Middle East Articles

Professor Bahri Yilmaz is the owner of the Jean Monnet Chair at Sabancı University in Istanbul. He was a visiting fellow at Pembroke College, Cambridge and at the Center for European Studies  Harvard University. In addition to his academic experience, he has worked as the Chief Advisor to the Ministry of State for European Union Affairs in Ankara (1997-2002). His main fields of research and teaching interest focuses on European Union, International Political Economy, the newly emerging markets, and globalization.


By Bahri Yilmaz  |  January 6, 2011

Constantine Arvanitopoulos is the Professor of International Relations at Panteion University, Athens, Greece. His research interests lie with International Relations theory, specifically the study of regime change, European Politics and US Foreign Policy Analysis. He has taught courses on theory and methodology of International Relations, European Politics, and Comparative Politics. 

By Constantine Arvanitopoulos, Dimitris Keridis  |  January 6, 2011

Raphaël Liogier is the director of the Observatoire du religieux (www.world-religion-watch.org) and a University Professor in Sociology and Theory of Knowledge at the Institute for Political Studies of Aix-en-Provence in France (Science Po Aix). His last book, Souci de Soi, Conscience du Monde : Self Care, World Awareness, deals with the different aspects of the current individualization and globalization of beliefs.

By Raphaël Liogier  |  January 6, 2011

 The Kingdom of Saudi Arabia, which already produces 24 million cubic meters of water per day from desalination, about half the world’s total, is building the largest solar-powered water desalination plant in the world in the city of Al-Khafji on the shores of the Persian Gulf. The recent initiative in Saudi Arabia to enlarge its water desalination capacity using high-tech green technology is a smart move, multi-dimensionally strategic and future-oriented. 

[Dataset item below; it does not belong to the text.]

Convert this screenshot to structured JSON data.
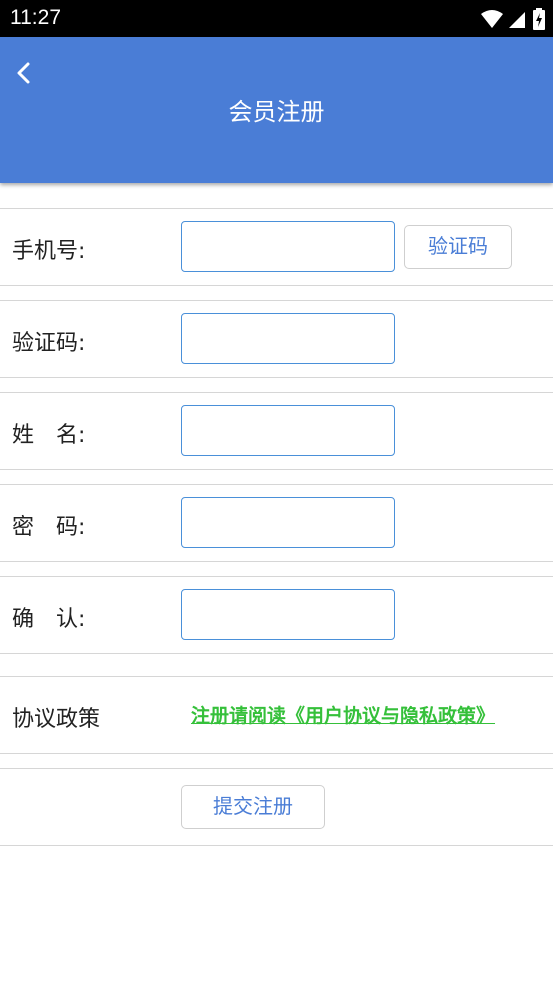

By Erika Lee  |  December 23, 2010

 The Kingdom of Saudi Arabia, which already produces 24 million cubic meters of water per day from desalination, about half the world’s total, is building the largest solar-powered water desalination plant in the world in the city of Al-Khafji on the shores of the Persian Gulf. The recent initiative in Saudi Arabia to enlarge its water desalination capacity using high-tech green technology is a smart move, multi-dimensionally strategic and future-oriented. 

By Erika Lee  |  December 23, 2010

The misconception that Muslim countries reflect the true face of Islam and its teachings is fundamental to the growing chasm between Muslims and non-Muslims, fueling suspicion and fear, and in turn dividing societies and countries.

By Hossein Askari  |  December 14, 2010

Emma Williams is a British physician and journalist WHO has written extensively about the second intifada in the early 2000s. She has recently published a memoir on the subject, It's Easier to Reach Heaven than the End of the Street (Olive Branch Press, 2010).

By Emma Williams  |  September 28, 2010

Unanimity rarely occurs in legislatures worldwide—even rarer, then, would it be to have two simultaneous unanimous votes. The 18th amendment to Pakistan’s constitution thus carries the unusual distinction of being approved by all 292 members of the Pakistani National Assembly and all 90 senators of the Senate, on April 8 and 16 respectively, before President Asif Ali Zardari signed it into law on April 19. However, the total agreement in voting is merely an interesting aside.

By Catherine Yang  |  August 1, 2010

An increasingly common approach to governing religion and state relations in non-secular settings is a mixed system of religious law and general legal principles. Despite their many past and present variations, such hybrid legal regimes defy the Franco-American ideal of separating religion and state along private/public lines. At least one billion people now live under a legal order that enshrines religion and its interlocutors as “a” or “the” source of legislation (meaning that legislation must comply with principles of that religion), granting religious tribunals jurisdiction over important aspects of life, public and private, in addition to the tremendous symbolic weight religious edicts often carry.

By Ran Hirschl  |  August 1, 2010

Indian Prime Minister Manmohan Singh’s recent visit to the Kingdom of Saudi Arabia culminated in the March 2010 signing of the Riyadh Declaration, through which he and Saudi King Abdullah bin Abdulaziz al-Saud agreed to a far-reaching expansion of bilateral relations. Building on the Delhi Declaration of 2006, Singh’s visit resulted in agreements promising increased security cooperation, joint research and development initiatives, and reciprocal extradition policies.

By Aaron Mattis  |  May 1, 2010